“Dr. Victoria Leong, a researcher at Cambridge University said speaking in a soothing sing-song voice – dubbed ‘motherese’ – helps the baby to enter a state where it is more receptive to learning. Dr Leong is able to say that the brain waves are matching by ‘hyperscanning’ – carrying out brain scans of mother and baby at the same time.” [Read more here.]
Top Ways to Guard Your Newborn This Cold & Flu Season
The only thing worse than catching a virus postpartum is watching your sweet bundle suffer through the sniffles (or worse)! Having a sick baby is one of the toughest and most emotionally distressing experiences a parent can have. Babies can’t tell you what’s wrong, or where it hurts, so you’re left to just guess, which can be so difficult.
The best thing to do is to keep your newborn from getting sick in the first place. With all the germs out there in the world, it’s far better to stay on top of your baby’s health rather than trying to dealing with a sick baby. Included in the article are some tips to help keep your baby as healthy as possible. [Read more here.]
Toddlers Are Taking Photos For Their Instagram-Obsessed Moms
“Men are rejoicing now that “Instagram husbands” — the guys who become de facto Ansel Adamses for their social-media-obsessed better halves — are being replaced with “Instagram kids.” Thomas saw the trend officially take off last month. “I was at a Halloween event, and instead of the moms taking photos of the kids, kids were taking pictures of Mom in her costume,” she says.

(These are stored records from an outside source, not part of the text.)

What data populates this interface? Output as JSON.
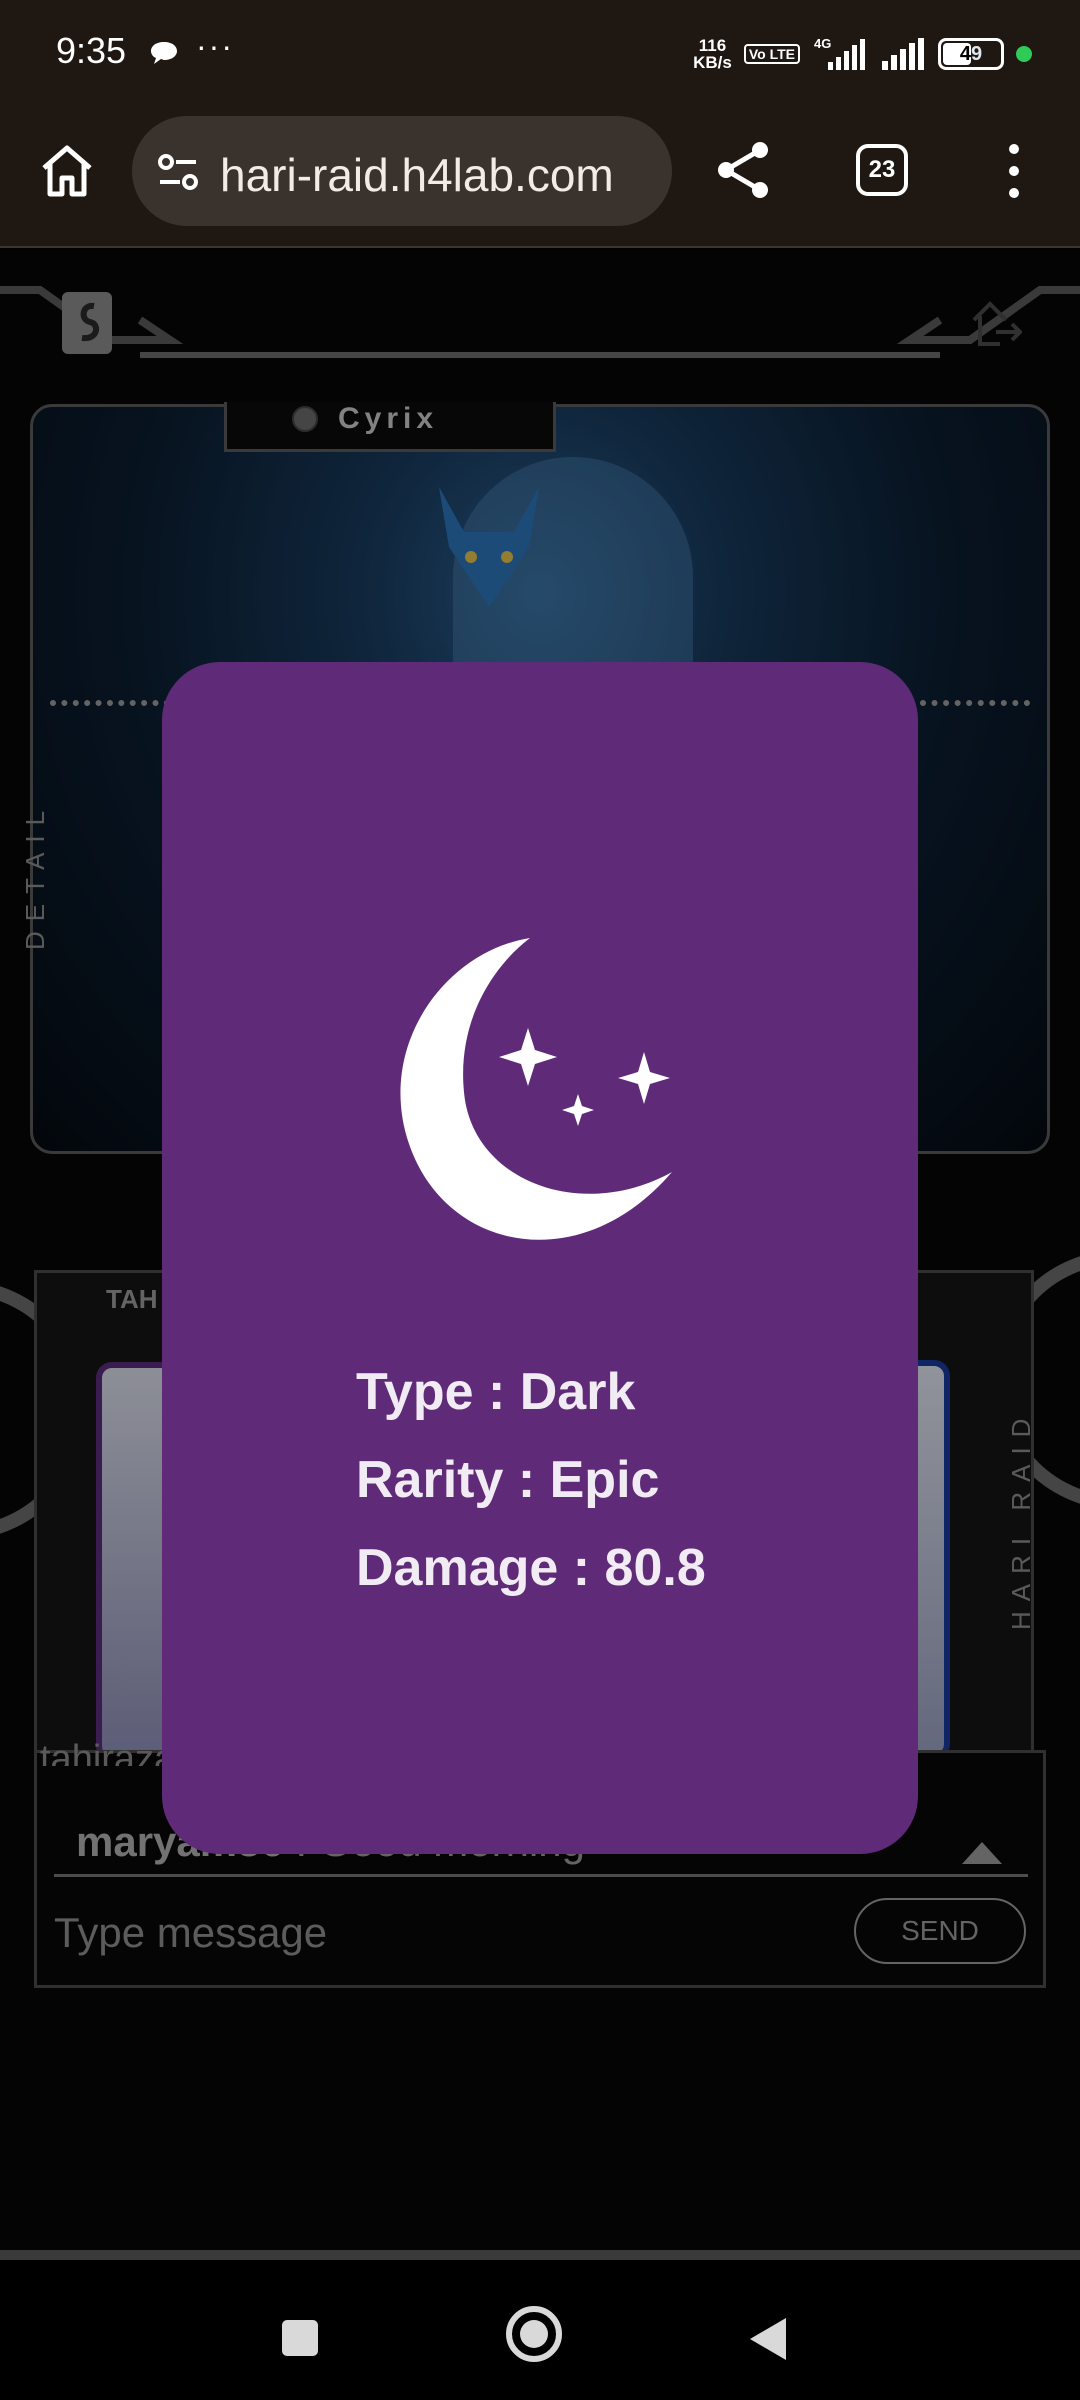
{
  "status_bar": {
    "time": "9:35",
    "more": "···",
    "net_speed_value": "116",
    "net_speed_unit": "KB/s",
    "volte": "Vo LTE",
    "network": "4G",
    "battery": "49"
  },
  "browser": {
    "url": "hari-raid.h4lab.com",
    "tab_count": "23"
  },
  "game": {
    "hero_name": "Cyrix",
    "detail_label": "DETAIL",
    "team_label": "TAH",
    "side_label": "HARI RAID"
  },
  "modal": {
    "type_label": "Type",
    "type_value": "Dark",
    "rarity_label": "Rarity",
    "rarity_value": "Epic",
    "damage_label": "Damage",
    "damage_value": "80.8",
    "separator": " : "
  },
  "chat": {
    "previous_message": "tahirazaman : I tried",
    "last_user": "maryam86",
    "last_message": "Good morning",
    "separator": " :  ",
    "input_placeholder": "Type message",
    "send_label": "SEND"
  },
  "colors": {
    "modal_bg": "#5f2a78",
    "modal_text": "#f1ebf3",
    "chrome_bg": "#1f1712"
  }
}
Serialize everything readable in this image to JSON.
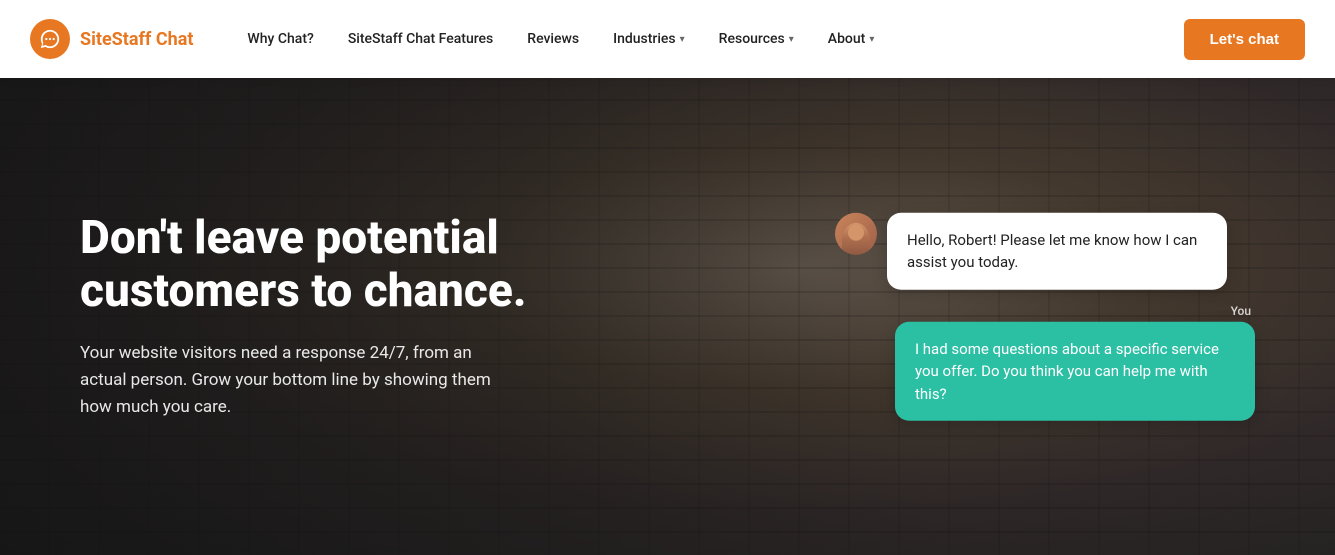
{
  "navbar": {
    "logo_icon": "💬",
    "logo_text_part1": "SiteStaff",
    "logo_text_part2": " Chat",
    "nav_items": [
      {
        "label": "Why Chat?",
        "has_dropdown": false
      },
      {
        "label": "SiteStaff Chat Features",
        "has_dropdown": false
      },
      {
        "label": "Reviews",
        "has_dropdown": false
      },
      {
        "label": "Industries",
        "has_dropdown": true
      },
      {
        "label": "Resources",
        "has_dropdown": true
      },
      {
        "label": "About",
        "has_dropdown": true
      }
    ],
    "cta_label": "Let's chat"
  },
  "hero": {
    "title": "Don't leave potential customers to chance.",
    "subtitle": "Your website visitors need a response 24/7, from an actual person. Grow your bottom line by showing them how much you care."
  },
  "chat": {
    "agent_message": "Hello, Robert! Please let me know how I can assist you today.",
    "you_label": "You",
    "user_message": "I had some questions about a specific service you offer. Do you think you can help me with this?"
  }
}
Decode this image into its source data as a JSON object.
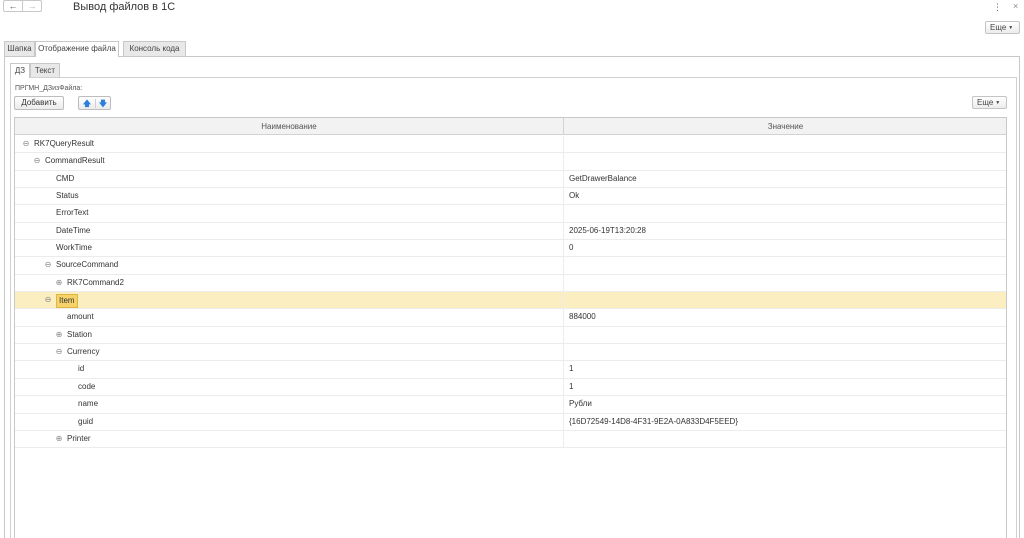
{
  "titlebar": {
    "back_icon": "←",
    "forward_icon": "→",
    "title": "Вывод файлов в 1С",
    "menu_icon": "⋮",
    "close_icon": "×"
  },
  "toolbar": {
    "more_label": "Еще"
  },
  "main_tabs": [
    "Шапка",
    "Отображение файла",
    "Консоль кода"
  ],
  "sub_tabs": [
    "ДЗ",
    "Текст"
  ],
  "attribute_label": "ПРГМН_ДЗизФайла:",
  "table_toolbar": {
    "add_label": "Добавить",
    "up_icon": "🡅",
    "down_icon": "🡇",
    "more_label": "Еще"
  },
  "table": {
    "columns": [
      "Наименование",
      "Значение"
    ],
    "rows": [
      {
        "name": "RK7QueryResult",
        "value": "",
        "level": 0,
        "toggle": "⊖"
      },
      {
        "name": "CommandResult",
        "value": "",
        "level": 1,
        "toggle": "⊖"
      },
      {
        "name": "CMD",
        "value": "GetDrawerBalance",
        "level": 2,
        "toggle": ""
      },
      {
        "name": "Status",
        "value": "Ok",
        "level": 2,
        "toggle": ""
      },
      {
        "name": "ErrorText",
        "value": "",
        "level": 2,
        "toggle": ""
      },
      {
        "name": "DateTime",
        "value": "2025-06-19T13:20:28",
        "level": 2,
        "toggle": ""
      },
      {
        "name": "WorkTime",
        "value": "0",
        "level": 2,
        "toggle": ""
      },
      {
        "name": "SourceCommand",
        "value": "",
        "level": 2,
        "toggle": "⊖"
      },
      {
        "name": "RK7Command2",
        "value": "",
        "level": 3,
        "toggle": "⊕"
      },
      {
        "name": "Item",
        "value": "",
        "level": 2,
        "toggle": "⊖",
        "selected": true
      },
      {
        "name": "amount",
        "value": "884000",
        "level": 3,
        "toggle": ""
      },
      {
        "name": "Station",
        "value": "",
        "level": 3,
        "toggle": "⊕"
      },
      {
        "name": "Currency",
        "value": "",
        "level": 3,
        "toggle": "⊖"
      },
      {
        "name": "id",
        "value": "1",
        "level": 4,
        "toggle": ""
      },
      {
        "name": "code",
        "value": "1",
        "level": 4,
        "toggle": ""
      },
      {
        "name": "name",
        "value": "Рубли",
        "level": 4,
        "toggle": ""
      },
      {
        "name": "guid",
        "value": "{16D72549-14D8-4F31-9E2A-0A833D4F5EED}",
        "level": 4,
        "toggle": ""
      },
      {
        "name": "Printer",
        "value": "",
        "level": 3,
        "toggle": "⊕"
      }
    ]
  }
}
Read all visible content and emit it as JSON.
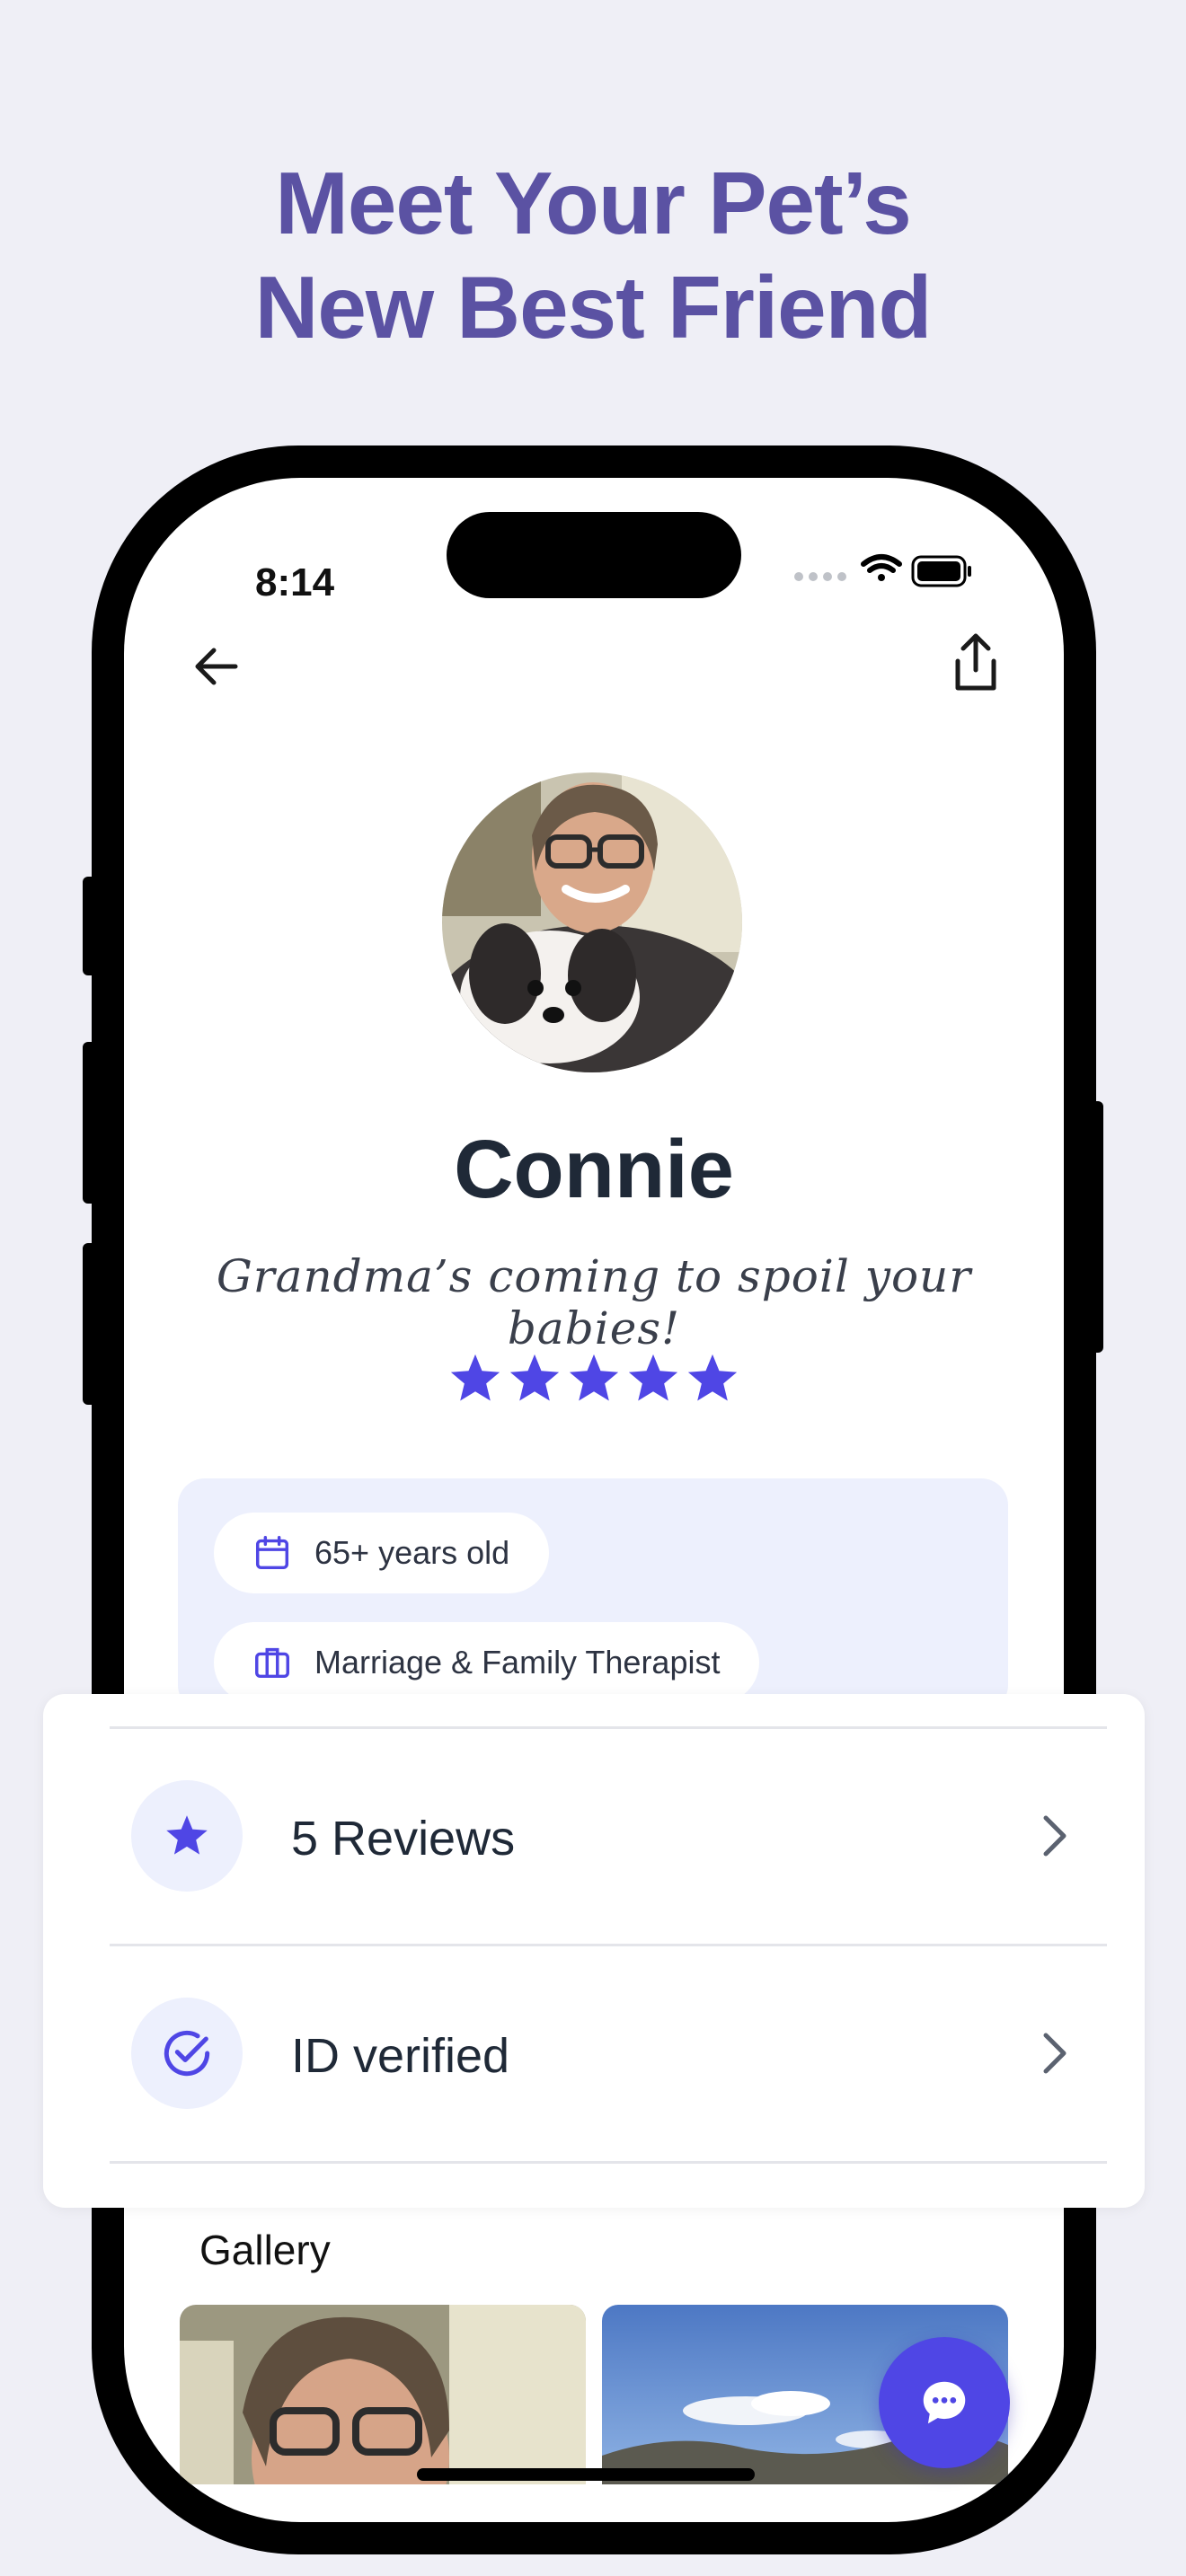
{
  "headline": {
    "line1": "Meet Your Pet’s",
    "line2": "New Best Friend"
  },
  "status_bar": {
    "time": "8:14"
  },
  "profile": {
    "name": "Connie",
    "tagline": "Grandma’s coming to spoil your babies!",
    "rating_stars": 5,
    "details": [
      {
        "icon": "calendar-icon",
        "label": "65+ years old"
      },
      {
        "icon": "briefcase-icon",
        "label": "Marriage & Family Therapist"
      }
    ]
  },
  "rows": [
    {
      "icon": "star-icon",
      "label": "5 Reviews"
    },
    {
      "icon": "check-circle-icon",
      "label": "ID verified"
    }
  ],
  "gallery": {
    "title": "Gallery"
  },
  "colors": {
    "background": "#efeff6",
    "headline": "#5b52a3",
    "accent": "#4f46e5",
    "chip_bg": "#edf0fd",
    "text_dark": "#1f2937"
  }
}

“There’s a lot of perks [for the kids],” says Ambrose, whose 15-year-old son, Chance, and 12-year-old daughter, Summer, have been on camera duty for three years. The 45-year-old Midtown East mom says her kids join her for premieres, trips to exotic locales such as Anguilla, and star-studded media events. “Sometimes I’ll give them photo credit — they like the recognition.”” [Read more here.]
7 Proven Ways To Stop Complaining And Enjoy Your Toddlers
On the one hand, toddlers are adorable. On the other hand, toddlers are also clearly crazy. It is only natural that parents sometimes need to vent about our tiny housemates. Yet somehow, we seem to have created a cultural narrative expressly designed to convince childless adults that kids equal torture. We decry not only “the terrible two’s,” but also “the terrifying three’s” and “ferocious four’s.” This willingness to lump an enormous diversity of individuals into a single negative stereotype would be considered inexcusable if the victims weren’t so small and covered in peanut butter. Not only is it inconsistent with the whole truth, it also makes it harder to enjoy our own children.
Parents of rapidly growing babies, take heart: Just because toddlers are crazy doesn’t mean they aren’t also a lot of fun. The trick is to recognize that there are practical ways to make raising little people more enjoyable. This article includes 7 things on how to do that. [Read more here.]